### Exercise brief
When you print the records, keep every line identical to the original.

### Data section

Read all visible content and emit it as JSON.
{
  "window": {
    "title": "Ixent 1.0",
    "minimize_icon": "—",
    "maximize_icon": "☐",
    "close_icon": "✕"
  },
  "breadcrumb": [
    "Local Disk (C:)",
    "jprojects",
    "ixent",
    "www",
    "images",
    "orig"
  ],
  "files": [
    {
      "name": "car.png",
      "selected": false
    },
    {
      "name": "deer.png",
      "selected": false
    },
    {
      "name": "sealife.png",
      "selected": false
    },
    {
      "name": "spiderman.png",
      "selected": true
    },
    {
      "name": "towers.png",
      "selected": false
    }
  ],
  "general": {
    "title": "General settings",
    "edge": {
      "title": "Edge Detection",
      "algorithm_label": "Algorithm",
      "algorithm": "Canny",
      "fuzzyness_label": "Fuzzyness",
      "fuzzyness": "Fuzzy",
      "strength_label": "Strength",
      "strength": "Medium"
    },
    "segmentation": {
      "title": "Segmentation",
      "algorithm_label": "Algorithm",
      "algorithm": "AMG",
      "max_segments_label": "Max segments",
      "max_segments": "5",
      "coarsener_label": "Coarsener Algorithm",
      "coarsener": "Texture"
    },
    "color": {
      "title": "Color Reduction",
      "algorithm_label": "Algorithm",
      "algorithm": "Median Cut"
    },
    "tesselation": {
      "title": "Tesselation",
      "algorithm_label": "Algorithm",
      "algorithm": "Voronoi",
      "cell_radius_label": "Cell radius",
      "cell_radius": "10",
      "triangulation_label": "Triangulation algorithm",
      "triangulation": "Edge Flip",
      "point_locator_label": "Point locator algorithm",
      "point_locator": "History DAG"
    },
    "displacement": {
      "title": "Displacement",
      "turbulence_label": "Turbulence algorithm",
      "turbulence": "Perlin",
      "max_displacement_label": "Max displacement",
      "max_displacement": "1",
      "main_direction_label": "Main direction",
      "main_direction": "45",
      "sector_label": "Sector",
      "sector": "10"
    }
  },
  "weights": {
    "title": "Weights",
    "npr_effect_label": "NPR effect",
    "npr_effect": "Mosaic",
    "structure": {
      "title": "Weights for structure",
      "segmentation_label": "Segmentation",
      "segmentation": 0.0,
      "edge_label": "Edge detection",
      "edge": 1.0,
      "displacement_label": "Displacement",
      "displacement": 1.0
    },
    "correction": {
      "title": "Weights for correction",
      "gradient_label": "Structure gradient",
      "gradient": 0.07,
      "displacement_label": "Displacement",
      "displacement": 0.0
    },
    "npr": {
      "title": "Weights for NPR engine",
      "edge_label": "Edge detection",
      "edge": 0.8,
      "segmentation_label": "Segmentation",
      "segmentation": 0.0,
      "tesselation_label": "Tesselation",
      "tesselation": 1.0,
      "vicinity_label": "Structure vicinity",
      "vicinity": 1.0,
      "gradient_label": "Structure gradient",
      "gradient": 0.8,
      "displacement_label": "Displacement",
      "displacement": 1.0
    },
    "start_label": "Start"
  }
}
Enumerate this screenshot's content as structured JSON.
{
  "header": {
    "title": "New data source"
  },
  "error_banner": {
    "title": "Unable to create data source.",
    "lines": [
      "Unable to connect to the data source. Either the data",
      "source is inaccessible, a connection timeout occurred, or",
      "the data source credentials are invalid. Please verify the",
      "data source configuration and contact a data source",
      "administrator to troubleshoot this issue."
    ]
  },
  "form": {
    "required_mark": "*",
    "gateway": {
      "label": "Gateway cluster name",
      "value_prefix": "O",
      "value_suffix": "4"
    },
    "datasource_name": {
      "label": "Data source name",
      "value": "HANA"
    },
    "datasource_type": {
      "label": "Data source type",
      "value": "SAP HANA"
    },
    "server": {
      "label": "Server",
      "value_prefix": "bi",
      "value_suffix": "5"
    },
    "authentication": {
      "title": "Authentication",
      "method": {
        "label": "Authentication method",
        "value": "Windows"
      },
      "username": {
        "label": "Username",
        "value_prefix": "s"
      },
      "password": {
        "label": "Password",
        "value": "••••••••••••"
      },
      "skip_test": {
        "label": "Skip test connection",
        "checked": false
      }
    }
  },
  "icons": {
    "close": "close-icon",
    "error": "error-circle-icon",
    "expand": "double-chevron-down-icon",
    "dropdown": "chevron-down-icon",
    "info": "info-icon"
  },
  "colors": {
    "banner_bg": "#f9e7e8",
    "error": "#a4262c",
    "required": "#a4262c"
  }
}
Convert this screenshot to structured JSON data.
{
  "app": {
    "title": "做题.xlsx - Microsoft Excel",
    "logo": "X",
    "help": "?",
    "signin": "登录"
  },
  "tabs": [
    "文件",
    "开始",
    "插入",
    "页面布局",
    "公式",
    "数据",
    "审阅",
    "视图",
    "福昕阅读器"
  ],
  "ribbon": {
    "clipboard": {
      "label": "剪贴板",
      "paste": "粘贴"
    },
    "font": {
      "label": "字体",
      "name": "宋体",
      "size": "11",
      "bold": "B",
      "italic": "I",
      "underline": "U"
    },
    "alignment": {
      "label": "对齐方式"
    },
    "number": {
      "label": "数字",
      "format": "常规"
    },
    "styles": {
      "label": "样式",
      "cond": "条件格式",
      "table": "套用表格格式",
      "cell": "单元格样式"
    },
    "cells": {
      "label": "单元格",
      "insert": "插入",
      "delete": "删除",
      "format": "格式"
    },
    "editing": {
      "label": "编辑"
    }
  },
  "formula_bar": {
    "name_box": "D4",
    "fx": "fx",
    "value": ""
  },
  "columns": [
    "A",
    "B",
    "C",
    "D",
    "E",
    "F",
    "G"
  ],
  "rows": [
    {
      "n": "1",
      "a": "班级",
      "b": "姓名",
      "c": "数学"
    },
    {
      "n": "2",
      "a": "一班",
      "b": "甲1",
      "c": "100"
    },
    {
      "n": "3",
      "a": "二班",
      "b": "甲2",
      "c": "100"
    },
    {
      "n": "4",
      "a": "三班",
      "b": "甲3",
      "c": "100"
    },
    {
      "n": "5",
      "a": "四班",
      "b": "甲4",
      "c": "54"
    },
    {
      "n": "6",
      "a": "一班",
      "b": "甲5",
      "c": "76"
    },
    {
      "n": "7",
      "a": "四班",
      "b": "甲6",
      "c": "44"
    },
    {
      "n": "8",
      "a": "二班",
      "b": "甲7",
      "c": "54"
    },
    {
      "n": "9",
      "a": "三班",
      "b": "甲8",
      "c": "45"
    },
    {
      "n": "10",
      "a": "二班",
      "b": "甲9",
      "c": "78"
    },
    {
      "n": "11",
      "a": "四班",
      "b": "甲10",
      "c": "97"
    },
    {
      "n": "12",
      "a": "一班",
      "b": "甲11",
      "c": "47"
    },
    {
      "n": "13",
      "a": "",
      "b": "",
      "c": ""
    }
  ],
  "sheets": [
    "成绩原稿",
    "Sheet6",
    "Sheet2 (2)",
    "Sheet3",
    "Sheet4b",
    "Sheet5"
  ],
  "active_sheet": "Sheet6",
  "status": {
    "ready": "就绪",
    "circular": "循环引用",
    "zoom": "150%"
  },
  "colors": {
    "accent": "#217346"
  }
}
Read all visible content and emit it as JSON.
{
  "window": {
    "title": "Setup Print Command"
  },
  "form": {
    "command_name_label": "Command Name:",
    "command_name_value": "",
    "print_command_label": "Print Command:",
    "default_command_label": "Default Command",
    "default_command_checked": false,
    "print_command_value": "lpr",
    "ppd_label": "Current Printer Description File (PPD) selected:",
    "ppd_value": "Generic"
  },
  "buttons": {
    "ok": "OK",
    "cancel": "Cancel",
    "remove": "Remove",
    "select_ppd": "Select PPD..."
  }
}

### Response
Read all visible content and emit it as JSON.
{
  "window": {
    "title": "Ixent 1.0",
    "minimize_icon": "—",
    "maximize_icon": "☐",
    "close_icon": "✕"
  },
  "breadcrumb": [
    "Local Disk (C:)",
    "jprojects",
    "ixent",
    "www",
    "images",
    "orig"
  ],
  "files": [
    {
      "name": "car.png",
      "selected": false
    },
    {
      "name": "deer.png",
      "selected": false
    },
    {
      "name": "sealife.png",
      "selected": false
    },
    {
      "name": "spiderman.png",
      "selected": true
    },
    {
      "name": "towers.png",
      "selected": false
    }
  ],
  "general": {
    "title": "General settings",
    "edge": {
      "title": "Edge Detection",
      "algorithm_label": "Algorithm",
      "algorithm": "Canny",
      "fuzzyness_label": "Fuzzyness",
      "fuzzyness": "Fuzzy",
      "strength_label": "Strength",
      "strength": "Medium"
    },
    "segmentation": {
      "title": "Segmentation",
      "algorithm_label": "Algorithm",
      "algorithm": "AMG",
      "max_segments_label": "Max segments",
      "max_segments": "5",
      "coarsener_label": "Coarsener Algorithm",
      "coarsener": "Texture"
    },
    "color": {
      "title": "Color Reduction",
      "algorithm_label": "Algorithm",
      "algorithm": "Median Cut"
    },
    "tesselation": {
      "title": "Tesselation",
      "algorithm_label": "Algorithm",
      "algorithm": "Voronoi",
      "cell_radius_label": "Cell radius",
      "cell_radius": "10",
      "triangulation_label": "Triangulation algorithm",
      "triangulation": "Edge Flip",
      "point_locator_label": "Point locator algorithm",
      "point_locator": "History DAG"
    },
    "displacement": {
      "title": "Displacement",
      "turbulence_label": "Turbulence algorithm",
      "turbulence": "Perlin",
      "max_displacement_label": "Max displacement",
      "max_displacement": "1",
      "main_direction_label": "Main direction",
      "main_direction": "45",
      "sector_label": "Sector",
      "sector": "10"
    }
  },
  "weights": {
    "title": "Weights",
    "npr_effect_label": "NPR effect",
    "npr_effect": "Mosaic",
    "structure": {
      "title": "Weights for structure",
      "segmentation_label": "Segmentation",
      "segmentation": 0.0,
      "edge_label": "Edge detection",
      "edge": 1.0,
      "displacement_label": "Displacement",
      "displacement": 1.0
    },
    "correction": {
      "title": "Weights for correction",
      "gradient_label": "Structure gradient",
      "gradient": 0.07,
      "displacement_label": "Displacement",
      "displacement": 0.0
    },
    "npr": {
      "title": "Weights for NPR engine",
      "edge_label": "Edge detection",
      "edge": 0.8,
      "segmentation_label": "Segmentation",
      "segmentation": 0.0,
      "tesselation_label": "Tesselation",
      "tesselation": 1.0,
      "vicinity_label": "Structure vicinity",
      "vicinity": 1.0,
      "gradient_label": "Structure gradient",
      "gradient": 0.8,
      "displacement_label": "Displacement",
      "displacement": 1.0
    },
    "start_label": "Start"
  }
}
Enumerate this screenshot's content as structured JSON.
{
  "header": {
    "title": "New data source"
  },
  "error_banner": {
    "title": "Unable to create data source.",
    "lines": [
      "Unable to connect to the data source. Either the data",
      "source is inaccessible, a connection timeout occurred, or",
      "the data source credentials are invalid. Please verify the",
      "data source configuration and contact a data source",
      "administrator to troubleshoot this issue."
    ]
  },
  "form": {
    "required_mark": "*",
    "gateway": {
      "label": "Gateway cluster name",
      "value_prefix": "O",
      "value_suffix": "4"
    },
    "datasource_name": {
      "label": "Data source name",
      "value": "HANA"
    },
    "datasource_type": {
      "label": "Data source type",
      "value": "SAP HANA"
    },
    "server": {
      "label": "Server",
      "value_prefix": "bi",
      "value_suffix": "5"
    },
    "authentication": {
      "title": "Authentication",
      "method": {
        "label": "Authentication method",
        "value": "Windows"
      },
      "username": {
        "label": "Username",
        "value_prefix": "s"
      },
      "password": {
        "label": "Password",
        "value": "••••••••••••"
      },
      "skip_test": {
        "label": "Skip test connection",
        "checked": false
      }
    }
  },
  "icons": {
    "close": "close-icon",
    "error": "error-circle-icon",
    "expand": "double-chevron-down-icon",
    "dropdown": "chevron-down-icon",
    "info": "info-icon"
  },
  "colors": {
    "banner_bg": "#f9e7e8",
    "error": "#a4262c",
    "required": "#a4262c"
  }
}
Convert this screenshot to structured JSON data.
{
  "app": {
    "title": "做题.xlsx - Microsoft Excel",
    "logo": "X",
    "help": "?",
    "signin": "登录"
  },
  "tabs": [
    "文件",
    "开始",
    "插入",
    "页面布局",
    "公式",
    "数据",
    "审阅",
    "视图",
    "福昕阅读器"
  ],
  "ribbon": {
    "clipboard": {
      "label": "剪贴板",
      "paste": "粘贴"
    },
    "font": {
      "label": "字体",
      "name": "宋体",
      "size": "11",
      "bold": "B",
      "italic": "I",
      "underline": "U"
    },
    "alignment": {
      "label": "对齐方式"
    },
    "number": {
      "label": "数字",
      "format": "常规"
    },
    "styles": {
      "label": "样式",
      "cond": "条件格式",
      "table": "套用表格格式",
      "cell": "单元格样式"
    },
    "cells": {
      "label": "单元格",
      "insert": "插入",
      "delete": "删除",
      "format": "格式"
    },
    "editing": {
      "label": "编辑"
    }
  },
  "formula_bar": {
    "name_box": "D4",
    "fx": "fx",
    "value": ""
  },
  "columns": [
    "A",
    "B",
    "C",
    "D",
    "E",
    "F",
    "G"
  ],
  "rows": [
    {
      "n": "1",
      "a": "班级",
      "b": "姓名",
      "c": "数学"
    },
    {
      "n": "2",
      "a": "一班",
      "b": "甲1",
      "c": "100"
    },
    {
      "n": "3",
      "a": "二班",
      "b": "甲2",
      "c": "100"
    },
    {
      "n": "4",
      "a": "三班",
      "b": "甲3",
      "c": "100"
    },
    {
      "n": "5",
      "a": "四班",
      "b": "甲4",
      "c": "54"
    },
    {
      "n": "6",
      "a": "一班",
      "b": "甲5",
      "c": "76"
    },
    {
      "n": "7",
      "a": "四班",
      "b": "甲6",
      "c": "44"
    },
    {
      "n": "8",
      "a": "二班",
      "b": "甲7",
      "c": "54"
    },
    {
      "n": "9",
      "a": "三班",
      "b": "甲8",
      "c": "45"
    },
    {
      "n": "10",
      "a": "二班",
      "b": "甲9",
      "c": "78"
    },
    {
      "n": "11",
      "a": "四班",
      "b": "甲10",
      "c": "97"
    },
    {
      "n": "12",
      "a": "一班",
      "b": "甲11",
      "c": "47"
    },
    {
      "n": "13",
      "a": "",
      "b": "",
      "c": ""
    }
  ],
  "sheets": [
    "成绩原稿",
    "Sheet6",
    "Sheet2 (2)",
    "Sheet3",
    "Sheet4b",
    "Sheet5"
  ],
  "active_sheet": "Sheet6",
  "status": {
    "ready": "就绪",
    "circular": "循环引用",
    "zoom": "150%"
  },
  "colors": {
    "accent": "#217346"
  }
}
Read all visible content and emit it as JSON.
{
  "window": {
    "title": "Setup Print Command"
  },
  "form": {
    "command_name_label": "Command Name:",
    "command_name_value": "",
    "print_command_label": "Print Command:",
    "default_command_label": "Default Command",
    "default_command_checked": false,
    "print_command_value": "lpr",
    "ppd_label": "Current Printer Description File (PPD) selected:",
    "ppd_value": "Generic"
  },
  "buttons": {
    "ok": "OK",
    "cancel": "Cancel",
    "remove": "Remove",
    "select_ppd": "Select PPD..."
  }
}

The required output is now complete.